▶ [Task to carry out] Copy every line of the records below that holds the word "What".

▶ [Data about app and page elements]
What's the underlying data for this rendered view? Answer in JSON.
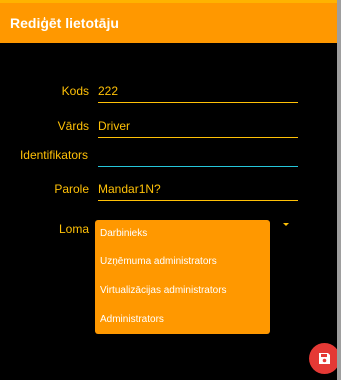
{
  "header": {
    "title": "Rediģēt lietotāju"
  },
  "form": {
    "kods": {
      "label": "Kods",
      "value": "222"
    },
    "vards": {
      "label": "Vārds",
      "value": "Driver"
    },
    "identifikators": {
      "label": "Identifikators",
      "value": ""
    },
    "parole": {
      "label": "Parole",
      "value": "Mandar1N?"
    },
    "loma": {
      "label": "Loma"
    }
  },
  "dropdown": {
    "options": [
      "Darbinieks",
      "Uzņēmuma administrators",
      "Virtualizācijas administrators",
      "Administrators"
    ]
  },
  "colors": {
    "accent": "#ff9800",
    "text_accent": "#ffc107",
    "focus": "#26c6da",
    "fab": "#e53935"
  },
  "icons": {
    "fab": "save-icon",
    "select": "dropdown-arrow-icon"
  }
}
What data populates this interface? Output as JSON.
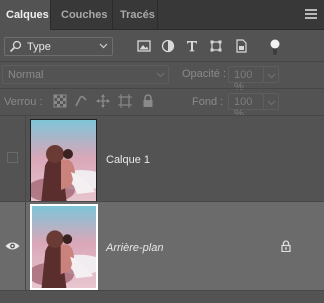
{
  "tabs": [
    {
      "label": "Calques",
      "active": true
    },
    {
      "label": "Couches",
      "active": false
    },
    {
      "label": "Tracés",
      "active": false
    }
  ],
  "filter": {
    "kind_label": "Type",
    "icons": [
      "image-filter-icon",
      "adjustment-filter-icon",
      "type-filter-icon",
      "shape-filter-icon",
      "smart-object-filter-icon"
    ]
  },
  "blend": {
    "mode": "Normal",
    "opacity_label": "Opacité :",
    "opacity_value": "100 %",
    "lock_label": "Verrou :",
    "fill_label": "Fond :",
    "fill_value": "100 %"
  },
  "layers": [
    {
      "name": "Calque 1",
      "visible": false,
      "selected": false,
      "locked": false
    },
    {
      "name": "Arrière-plan",
      "visible": true,
      "selected": true,
      "locked": true
    }
  ],
  "colors": {
    "panel_bg": "#535353",
    "tab_bar_bg": "#383838",
    "selected_row_bg": "#6b6b6b"
  }
}
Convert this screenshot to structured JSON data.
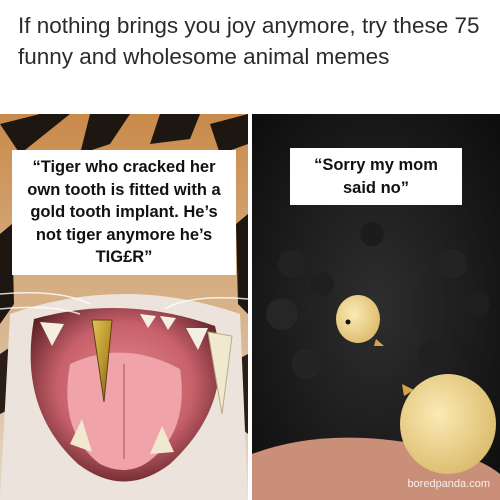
{
  "header": {
    "headline": "If nothing brings you joy anymore, try these 75 funny and wholesome animal memes"
  },
  "left_panel": {
    "caption": "“Tiger who cracked her own tooth is fitted with a gold tooth implant. He’s not tiger anymore he’s TIG£R”"
  },
  "right_panel": {
    "caption": "“Sorry my mom said no”",
    "watermark": "boredpanda.com"
  },
  "colors": {
    "header_text": "#2b2b2b",
    "caption_background": "#ffffff",
    "gold_tooth": "#b8942a",
    "chick_yellow": "#f3d98f"
  }
}
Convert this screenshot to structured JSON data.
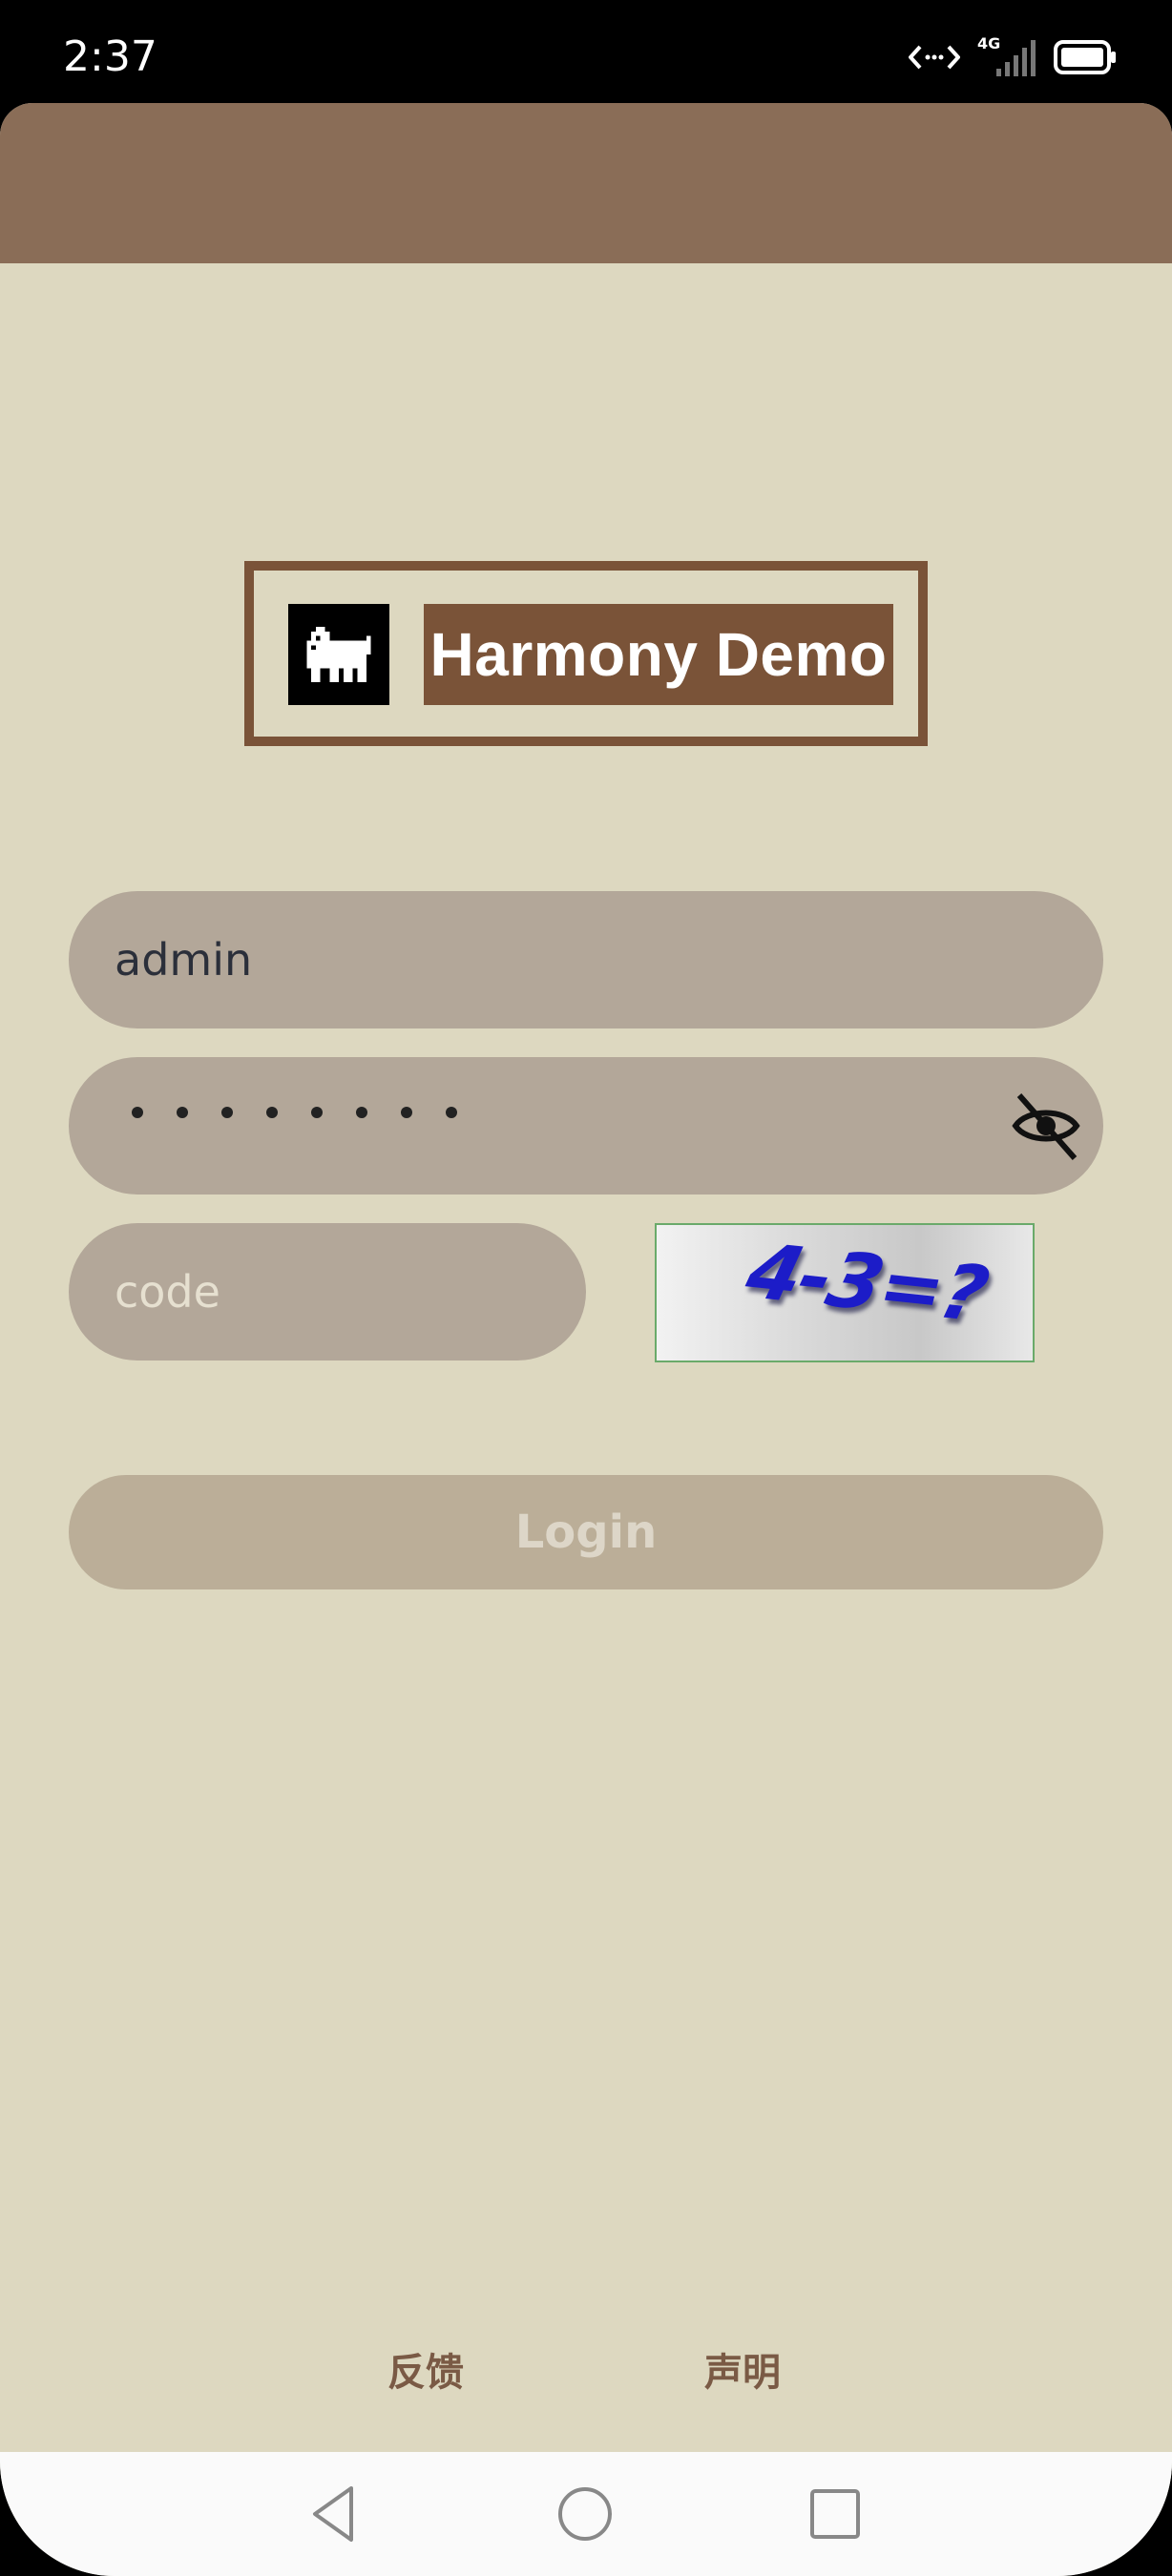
{
  "status_bar": {
    "time": "2:37",
    "network_label": "4G",
    "icons": [
      "data-transfer-icon",
      "cellular-signal-icon",
      "battery-icon"
    ]
  },
  "app": {
    "title": "Harmony Demo",
    "logo_icon": "pixel-dog-icon",
    "colors": {
      "background": "#ddd8c0",
      "top_bar": "#8a6d57",
      "brand": "#7a5338",
      "input_bg": "#b3a799",
      "button_bg": "#bbae98"
    }
  },
  "form": {
    "username_value": "admin",
    "password_length": 8,
    "code_placeholder": "code",
    "captcha_text": "4-3=?",
    "login_label": "Login"
  },
  "footer": {
    "feedback_label": "反馈",
    "statement_label": "声明"
  },
  "nav": {
    "icons": [
      "back-icon",
      "home-icon",
      "recents-icon"
    ]
  }
}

▶ [Task result]
What's the underlying data for this rendered view? Answer in JSON.
What data populates this interface? Output as JSON.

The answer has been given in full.